As Nyack residents we have become accustomed to the sound of leaf blowers whirring or screaming at any time, on any day. Maybe it’s an army of leaf blower wielders, or just a lone head-phone wearing neighbor sporting a backpack, oblivious to the health and well-being of neighbors or self.
It takes only a quick Google to learn that leaf blowers are more than an annoyance; they are a serious health hazard for their operators and anyone within hearing or breathing distance. Below is just a partial list of the dangers leaf blowers pose:
Air Pollution—A single leaf blower operating for an hour emits as much pollution as 40 cars idling during the same amount of time. (http://www.greenwichcalm.org/apps/blog/show/6583443-health-hazards-of-leaf-blowers)

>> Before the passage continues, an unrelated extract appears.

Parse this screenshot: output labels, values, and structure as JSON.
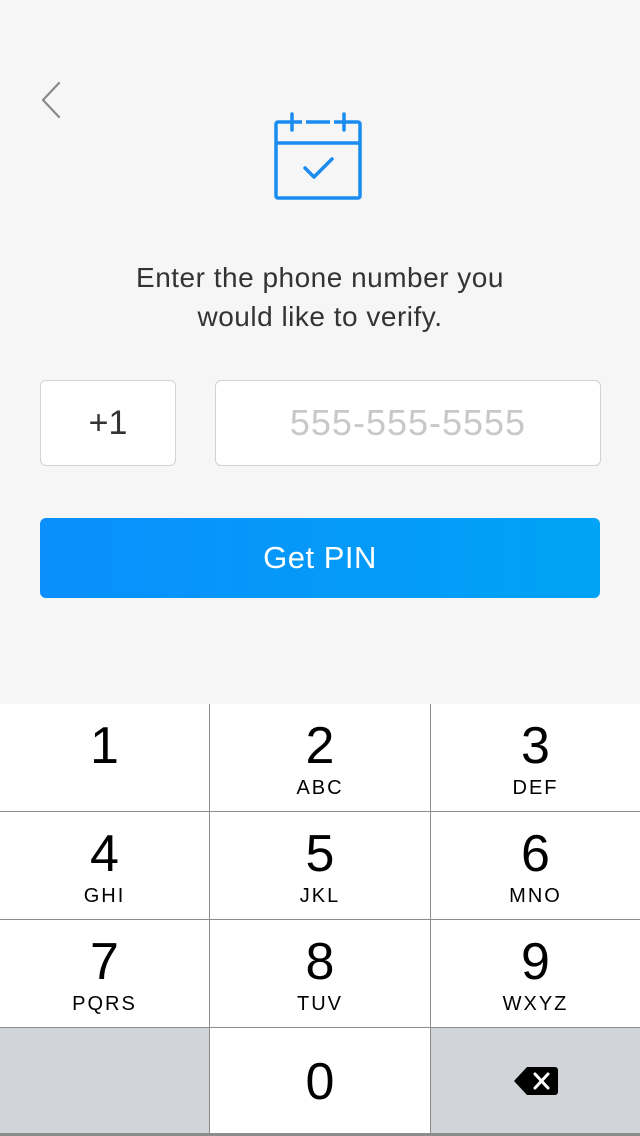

Leaf blowers stir up over two pounds per hour per leaf blower of dangerous particulate matter including but not limited to cat, dog, and rodent feces, pesticides, and street dust which may include mercury, arsenic, lead, cadmium and nickel. (The American Lung Associate of Sacramento)
Leaf blowers spew a number of toxic chemicals including but not limited to carbon monoxide, benzene (a known carcinogen), 1,3 -butadiene, acetaldehyde, and formaldehyde (possible carcinogens). (California Air Resources Board, “A Report to the California Legislature on the Potential Health and Environmental Impacts of Leaf Blowers,” http//www.epa.gov/oms/regs/nonroad/equip-Id/hhsfrm/f00007.htm)
Noise—Owners’ manuals warn that operators and anyone within 50 feet of an operating leaf blower should wear protective eye, ear, and respiratory gear. (http://www.nonoise.org/quietnet/cqs/leafblow.htm)
Leaf blowers exceed the World Health Organization’s acceptable ambient noise levels by 20 decibels at 50 feet.
Leaf blowers exceed World Health Org noise levels by 50 decibels at the operator’s ear, a level sure to cause hearing loss and impact the operators’ health in general, particularly the cardiovascular system. (World Health Org and “Comments on Occupational Noise to the OSHA Standards Planning Committee,” Alice Sutter, PhD and www. nonoise.org)
Half the wearers of hearing protection don’t benefit because the fit is wrong or they don’t wear it consistently. (“Noise, Ears & Hearing Protection,” the American Academy of Otolaryngology.)
Leaf blower noise is especially irritating for anyone within earshot because of its particular pitch, the changing amplitude, and the lack of control by the hearer. (Interview with Michael H.L. Hecker, a Los Altos psychoacoustician, et al. in The Sacramento Bee.)
Taken all together, just this small amount of evidence makes it clear that leaf blowers, at best, detract from the quality of life and well-being of Nyack residents and, at worst, pose a serious health risk to residents and/or operators. A number of local communities from Greenwich, to Rye, to Dobbs Ferry have taken measures to ban leaf blowers or limit their use, as have over 300 communities nationwide.
Environmental Committee On April 12, 2010 volunteer members of the newly formed Village of Nyack Environmental Committee, an advisory committee that makes recommendations to the Village Board, held their monthly meeting. On the agenda were ways to implement a survey of residents on environmental issues. From that meeting the “Noise and Air Quality” sub committee was formed. These were the issues they brought to the table:
1) Leaf blower usage: Limit leaf blower usage to Sept 15 to Dec 15, and then only allow one machine at any one time on a 1/4 acre property, as enacted in some local communities.
2) Leaf blower noise: phase in implementation of (quieter) 65decibel noise level machines.
3) Leaf blower application: Blow leaves only, not dirt, garbage, grass clippings, snow, etc.
The Mayor’s Recommendation On April 21, 2011, at the most recent meeting of the committee, Mayor Kavesh requested that the committee attempt to collect feedback from “as wide a sample of stakeholders as possible, landscapers included (10 or so),” before a proposal by the sub-committee be submitted to the Village Board.
A Call to Action If you are concerned about the impact leaf blowers have on the community, or if you are a landscaper and would like to voice your opinion, this is your opportunity. Contact Environmental Committee Chair Deborah Turner at (845) 480-9006.
Gail Greiner is an English teacher and private tutor. She has been a Nyack resident for 5 years.